A few specific examples of research topics from Berlin include long-term digital archiving, not only for content from major publishers, but for the long tail of small discipline-specific publishers and for research data, especially in the social sciences. This area obviously involves libraries, but also computer centers, software developers and national policy issues. Another topic is cross-language searching in Europeana, which involves linguistic and cultural issues, as well the computing technology that integrates the contents of this large scale multi-national digital library. Other topics include research into gaming (at Tampere) and the behavioral side of human interactions with information as well as with computers. The research topics are more diverse than the course offerings, though generally related to them.
The European iSchools have a less formal organizational structure than the Asia-Pacific iSchools, but they do collaborate at multiple levels. The heads of the schools meet periodically in different cities. The topic of the last meeting was broad-scale involvement in an application for a European Union grant for curriculum development. Recently professors from multiple schools, including some newer members, came together to work on another proposal without any top-down pressure to do so.
Copenhagen and Berlin have a long-standing exchange program for master’s students. The Danish students come to Berlin in the German summer semester, which runs from April through July, and the German students go to Copenhagen in the Danish autumn semester, which runs from September through December. In both cases the courses must be in English, since the Danish students generally do not know German, and the German students know no Danish. This creates a link of equality for both the visitors and the locals, who are all working in a foreign language.
Berlin, Copenhagen and now Borås (Sweden) have a shared doctoral colloquium that takes place roughly once per semester via video conference. Faculty from all schools take part and give commentary to the participating doctoral student presenters. Again the language is necessarily English. This is a model that can easily be expanded, and other European iSchools have expressed an interest in joining. Thus far there has been no attempt to limit topics, with the result that the range is very broad.
The number of European iSchools has grown fast in the last few years, and it is not surprising that the original European iSchools caucus members, Berlin and Copenhagen, have a closer cooperation than the others. An incentive for cooperation is the substantial multi-partner grants from the European Commission, whose themes vary from time to time. Geographic diversity often plays a political role in these grants, and the iSchools have that diversity. As with the U.S. iSchools, many are associated with top-ranked research universities, which expect that their professors will bring in significant research money and which have the infrastructure to handle large grants. The European iSchools collaborate also with those in North America and the Asia-Pacific region. Wuhan in China and SKKU in Korea are in the process of developing closer ties with a few European iSchools.

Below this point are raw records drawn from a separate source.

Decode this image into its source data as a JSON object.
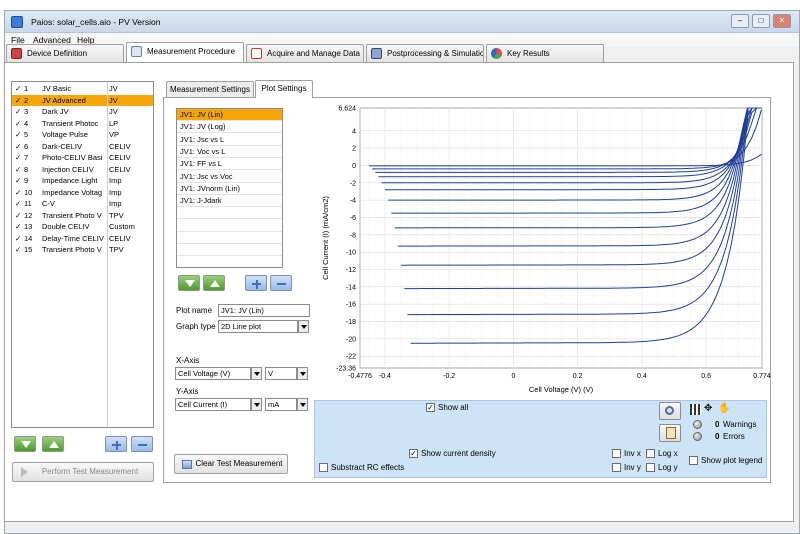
{
  "window": {
    "title": "Paios: solar_cells.aio  -  PV Version"
  },
  "menu": [
    "File",
    "Advanced",
    "Help"
  ],
  "main_tabs": [
    {
      "label": "Device Definition",
      "icon": "device-icon"
    },
    {
      "label": "Measurement Procedure",
      "icon": "clipboard-icon"
    },
    {
      "label": "Acquire and Manage Data",
      "icon": "acquire-icon"
    },
    {
      "label": "Postprocessing & Simulatio",
      "icon": "postprocess-icon"
    },
    {
      "label": "Key Results",
      "icon": "results-icon"
    }
  ],
  "steps": [
    {
      "check": "✓",
      "num": "1",
      "name": "JV Basic",
      "type": "JV"
    },
    {
      "check": "✓",
      "num": "2",
      "name": "JV Advanced",
      "type": "JV"
    },
    {
      "check": "✓",
      "num": "3",
      "name": "Dark JV",
      "type": "JV"
    },
    {
      "check": "✓",
      "num": "4",
      "name": "Transient Photoc",
      "type": "LP"
    },
    {
      "check": "✓",
      "num": "5",
      "name": "Voltage Pulse",
      "type": "VP"
    },
    {
      "check": "✓",
      "num": "6",
      "name": "Dark-CELIV",
      "type": "CELIV"
    },
    {
      "check": "✓",
      "num": "7",
      "name": "Photo-CELIV Basi",
      "type": "CELIV"
    },
    {
      "check": "✓",
      "num": "8",
      "name": "Injection CELIV",
      "type": "CELIV"
    },
    {
      "check": "✓",
      "num": "9",
      "name": "Impedance Light",
      "type": "Imp"
    },
    {
      "check": "✓",
      "num": "10",
      "name": "Impedance Voltag",
      "type": "Imp"
    },
    {
      "check": "✓",
      "num": "11",
      "name": "C-V",
      "type": "Imp"
    },
    {
      "check": "✓",
      "num": "12",
      "name": "Transient Photo V",
      "type": "TPV"
    },
    {
      "check": "✓",
      "num": "13",
      "name": "Double CELIV",
      "type": "Custom"
    },
    {
      "check": "✓",
      "num": "14",
      "name": "Delay-Time CELIV",
      "type": "CELIV"
    },
    {
      "check": "✓",
      "num": "15",
      "name": "Transient Photo V",
      "type": "TPV"
    }
  ],
  "selected_step": 1,
  "perform_button": "Perform Test Measurement",
  "inner_tabs": [
    "Measurement Settings",
    "Plot Settings"
  ],
  "plots": [
    "JV1: JV (Lin)",
    "JV1: JV (Log)",
    "JV1: Jsc vs L",
    "JV1: Voc vs L",
    "JV1: FF vs L",
    "JV1: Jsc vs Voc",
    "JV1: JVnorm (Lin)",
    "JV1: J-Jdark"
  ],
  "selected_plot": 0,
  "plot_name_label": "Plot name",
  "plot_name_value": "JV1: JV (Lin)",
  "graph_type_label": "Graph type",
  "graph_type_value": "2D Line plot",
  "x_axis": {
    "label": "X-Axis",
    "quantity": "Cell Voltage (V)",
    "unit": "V"
  },
  "y_axis": {
    "label": "Y-Axis",
    "quantity": "Cell Current (I)",
    "unit": "mA"
  },
  "clear_button": "Clear Test Measurement",
  "show_all": {
    "label": "Show all",
    "checked": true
  },
  "show_current_density": {
    "label": "Show current density",
    "checked": true
  },
  "substract_rc": {
    "label": "Substract RC effects",
    "checked": false
  },
  "inv_x": "Inv x",
  "inv_y": "Inv y",
  "log_x": "Log x",
  "log_y": "Log y",
  "show_legend": "Show plot legend",
  "warnings": {
    "count": "0",
    "label": "Warnings"
  },
  "errors": {
    "count": "0",
    "label": "Errors"
  },
  "check_mark": "✓",
  "colors": {
    "selection": "#f7a60a",
    "series": "#1f3f99",
    "panel_blue": "#cde3f8"
  },
  "chart_data": {
    "type": "line",
    "xlabel": "Cell Voltage (V) (V)",
    "ylabel": "Cell Current (I) (mA/cm2)",
    "xlim": [
      -0.4776,
      0.774
    ],
    "ylim": [
      -23.36,
      6.624
    ],
    "xticks": [
      "-0.4776",
      "-0.4",
      "-0.2",
      "0",
      "0.2",
      "0.4",
      "0.6",
      "0.774"
    ],
    "yticks": [
      "6.624",
      "4",
      "2",
      "0",
      "-2",
      "-4",
      "-6",
      "-8",
      "-10",
      "-12",
      "-14",
      "-16",
      "-18",
      "-20",
      "-22",
      "-23.36"
    ],
    "grid": true,
    "series": [
      {
        "x0": -0.45,
        "jsc": -0.05,
        "voc": 0.62
      },
      {
        "x0": -0.44,
        "jsc": -0.4,
        "voc": 0.64
      },
      {
        "x0": -0.43,
        "jsc": -0.8,
        "voc": 0.65
      },
      {
        "x0": -0.42,
        "jsc": -1.3,
        "voc": 0.66
      },
      {
        "x0": -0.41,
        "jsc": -2.0,
        "voc": 0.67
      },
      {
        "x0": -0.4,
        "jsc": -2.8,
        "voc": 0.675
      },
      {
        "x0": -0.39,
        "jsc": -4.0,
        "voc": 0.68
      },
      {
        "x0": -0.38,
        "jsc": -5.5,
        "voc": 0.685
      },
      {
        "x0": -0.37,
        "jsc": -7.2,
        "voc": 0.69
      },
      {
        "x0": -0.36,
        "jsc": -9.3,
        "voc": 0.695
      },
      {
        "x0": -0.35,
        "jsc": -11.5,
        "voc": 0.7
      },
      {
        "x0": -0.34,
        "jsc": -14.2,
        "voc": 0.705
      },
      {
        "x0": -0.33,
        "jsc": -17.2,
        "voc": 0.71
      },
      {
        "x0": -0.32,
        "jsc": -20.5,
        "voc": 0.715
      }
    ]
  }
}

Michael Seadle is director of the school and dean of the Faculty of Arts I at the Institut für Bibliotheks- und Informationswissenschaft. Humbolt Universität zu Berlin. He is the past-chair of the iCaucus. He can be reached at seadle<at>hu-berlin.de